Sorry for the long answer.
Can you pinpoint the moment you decided, ‘This is it for me. Writing is what I want to do’? And do you have a moment that almost made you think the opposite?
I tried my hand at a couple short stories in 2004. I was out of bands at the time. I bought a copy of King’s ON WRITING and was inspired to give it a shot. I think I scribbled about six or seven bad stories in some of my lyric notebooks before diving back into music. Fast forward to 2011. My (semi) touring band called it quits. My day job laid me off, and I was a stay at home dad in desperate need of a creative outlet.
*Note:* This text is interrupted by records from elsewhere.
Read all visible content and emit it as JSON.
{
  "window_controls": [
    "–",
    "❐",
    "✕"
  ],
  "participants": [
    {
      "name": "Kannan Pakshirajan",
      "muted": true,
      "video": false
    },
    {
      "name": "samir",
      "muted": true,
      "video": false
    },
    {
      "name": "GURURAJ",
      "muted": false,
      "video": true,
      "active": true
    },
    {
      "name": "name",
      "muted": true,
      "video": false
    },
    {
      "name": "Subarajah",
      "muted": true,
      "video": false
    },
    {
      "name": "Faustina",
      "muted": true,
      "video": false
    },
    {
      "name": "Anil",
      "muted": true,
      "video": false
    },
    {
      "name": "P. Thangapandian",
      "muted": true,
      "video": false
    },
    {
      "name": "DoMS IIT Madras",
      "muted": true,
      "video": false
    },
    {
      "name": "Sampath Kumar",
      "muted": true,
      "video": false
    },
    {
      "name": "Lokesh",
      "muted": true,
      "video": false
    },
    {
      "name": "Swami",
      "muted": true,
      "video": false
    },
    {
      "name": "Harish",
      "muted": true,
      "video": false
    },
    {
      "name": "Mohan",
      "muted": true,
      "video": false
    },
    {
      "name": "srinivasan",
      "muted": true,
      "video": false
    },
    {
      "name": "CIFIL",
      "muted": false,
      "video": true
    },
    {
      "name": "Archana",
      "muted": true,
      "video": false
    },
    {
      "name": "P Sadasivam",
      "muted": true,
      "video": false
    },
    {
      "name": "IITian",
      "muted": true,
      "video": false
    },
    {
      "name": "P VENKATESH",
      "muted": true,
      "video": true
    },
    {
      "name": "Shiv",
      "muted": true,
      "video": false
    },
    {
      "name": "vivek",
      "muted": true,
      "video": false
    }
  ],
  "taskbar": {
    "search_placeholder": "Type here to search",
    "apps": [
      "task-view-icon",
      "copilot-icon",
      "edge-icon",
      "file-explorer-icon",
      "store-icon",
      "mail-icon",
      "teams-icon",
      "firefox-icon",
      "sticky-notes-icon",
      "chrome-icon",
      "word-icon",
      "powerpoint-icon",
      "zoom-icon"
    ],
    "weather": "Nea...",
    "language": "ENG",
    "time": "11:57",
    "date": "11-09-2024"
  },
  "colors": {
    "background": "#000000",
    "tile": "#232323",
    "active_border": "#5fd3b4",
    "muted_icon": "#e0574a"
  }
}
I pulled up one of the old short stories I’d started back in 2004 and re-wrote it on my computer. That became the first chapter to my novel, BLOOD AND RAIN. I shared it with a few friends on Facebook and they loved it and wanted to know what happened next. With them demanding more, I ended up writing a sixty-five-thousand-word story. My first novel. When I wrote THE END, I was officially a writer, whether I was ready to admit it or not. I of course wanted to write another story the very next day, so that’s what I’ve done. Haven’t considered turning back since.
Living in Maine, do you have a favourite local legend? And have you visited King’s home?
Unfortunately, I don’t know the local legends. I’ve never been to King’s place. I’m still waiting for the invite.
Feet to the fire, what do you think your ‘magnum opus’ will involve? What elements will make up Glenn Rolfe’s Nevermind, or The Stand? And when do you think you’ll get around to writing The One that will cement your style and you’ll always look back on with pride — or has it happened already?
Definitely hasn’t happened yet. I feel like I’m still in my diapers. I have a long way to go. When I do write The One, it will have to be heavy, emotional, contain a great romance, and be scary as hell. Hopefully, it will happen before I’m seventy.
Finally, what’s your favourite Irish mythological creature?
Sadly, I’m not up to date on my mythological creatures, let alone the Irish ones. That probably makes me lame, but I am what I am. I did recently see an Irish-based horror movie called, From The Dark. I think the creature in there was a vampire. Decent flick.
Glenn Rolf’s BECOMING is available for Kindle here. Paperback coming soon.